The one point that Jack made mention that I’m not going to rehash too much but agree with is regarding incident response. Could you imagine being the contractor or GS-10 sitting in the SOC during “volunteer pen-test day”? If the government doesn’t have the tools to assess their own web sites, I wonder if they would have the technologies or resources in place to review the logs generated to figure out what is considered “normal” vs. “bad” traffic.
I’m not entirely sure if Jeremiah really thinks it’s a good idea or is throwing it out there for media fodder (I see SC Magazine already picked it up). It does bring up some interesting early debate but the more I think about it, it just doesn’t seem reasonable.
However one thought I did come up with and please pardon me if there is already an organization like this, is taking a page from the National Guard. It would still require some money, background checks, a tremendous amount of coordination and volunteering. How about a “Cybersecurity National Guard” unit, where people can volunteer X hours a month and have one of the core responsibilities testing government and military web sites. I’m deeply familiar with the military and intelligence community programs and teams that do this, but this “volunteer” group could be staffed with vulnerability researchers who have extra time or want to do something more valuable for ISC^2 CPEs ;)
A couple months ago I wrote a quick blog on President Obama’s initial outline for protecting the nation’s homeland security… well, this past Friday he released his cybersecurity plan to the general public. In all honesty, there aren’t any big surprises and it seems inline with the recommendations put forth by the Center for Strategic and Internal Studies (CSIS) cybersecurity commission released in December.
For the most part, the media and industry pundits find President Obama’s plan to be on-target and favorable. He is determined to have a more joint effort (Public and Private organizations) to “deter, prevent, detect and defend” against cyber attacks. He was clear he does not want the federal government to be able to regularly monitor “private-sector networks” and believes that the Internet has become the backbone of American communications. The plan is to have cybersecurity leadership to be working closely to him in the White House and it appears that the appointed cyber czar will have the coordinating authority over the Pentagon, National Security Agency, Department of Homeland Security and etc.

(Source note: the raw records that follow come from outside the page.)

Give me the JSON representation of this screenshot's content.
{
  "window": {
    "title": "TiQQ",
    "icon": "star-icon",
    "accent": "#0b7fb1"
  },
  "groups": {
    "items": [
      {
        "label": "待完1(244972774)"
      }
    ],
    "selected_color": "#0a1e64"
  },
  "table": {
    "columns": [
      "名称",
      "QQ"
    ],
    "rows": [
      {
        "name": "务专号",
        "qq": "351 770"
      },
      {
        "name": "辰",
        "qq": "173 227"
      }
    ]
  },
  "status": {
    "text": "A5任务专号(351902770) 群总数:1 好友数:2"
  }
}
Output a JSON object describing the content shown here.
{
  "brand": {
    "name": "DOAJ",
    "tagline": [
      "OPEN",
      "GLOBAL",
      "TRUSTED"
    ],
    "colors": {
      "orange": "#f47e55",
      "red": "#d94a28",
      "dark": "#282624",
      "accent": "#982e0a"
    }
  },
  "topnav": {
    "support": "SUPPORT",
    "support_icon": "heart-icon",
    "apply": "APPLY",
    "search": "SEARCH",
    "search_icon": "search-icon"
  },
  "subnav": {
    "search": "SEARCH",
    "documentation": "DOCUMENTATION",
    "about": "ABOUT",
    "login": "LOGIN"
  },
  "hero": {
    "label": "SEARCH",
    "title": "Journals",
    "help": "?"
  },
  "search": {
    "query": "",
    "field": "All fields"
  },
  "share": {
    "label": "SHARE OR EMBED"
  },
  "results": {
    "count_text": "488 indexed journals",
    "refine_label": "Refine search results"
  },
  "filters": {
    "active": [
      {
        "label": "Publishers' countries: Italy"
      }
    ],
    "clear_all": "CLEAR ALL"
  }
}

An interesting observation regarding President Obama’s strategy over the Bush administration is his plan to have his approach distributed to the public and to companies that are most vulnerable to cyber attack. The previous administration’s strategy/policy was entirely classified. Obviously, if it’s important and requires everyone’s help, you need to get everyone on the same page. You can only do it if there is a national plan and everyone knows about it.
Again, President Obama is making cybersecurity is a top priority and has made good on those campaign pledges… Who wouldathunkit, the President makes a promise and keeps it. If only all of our government leaders were like that ;)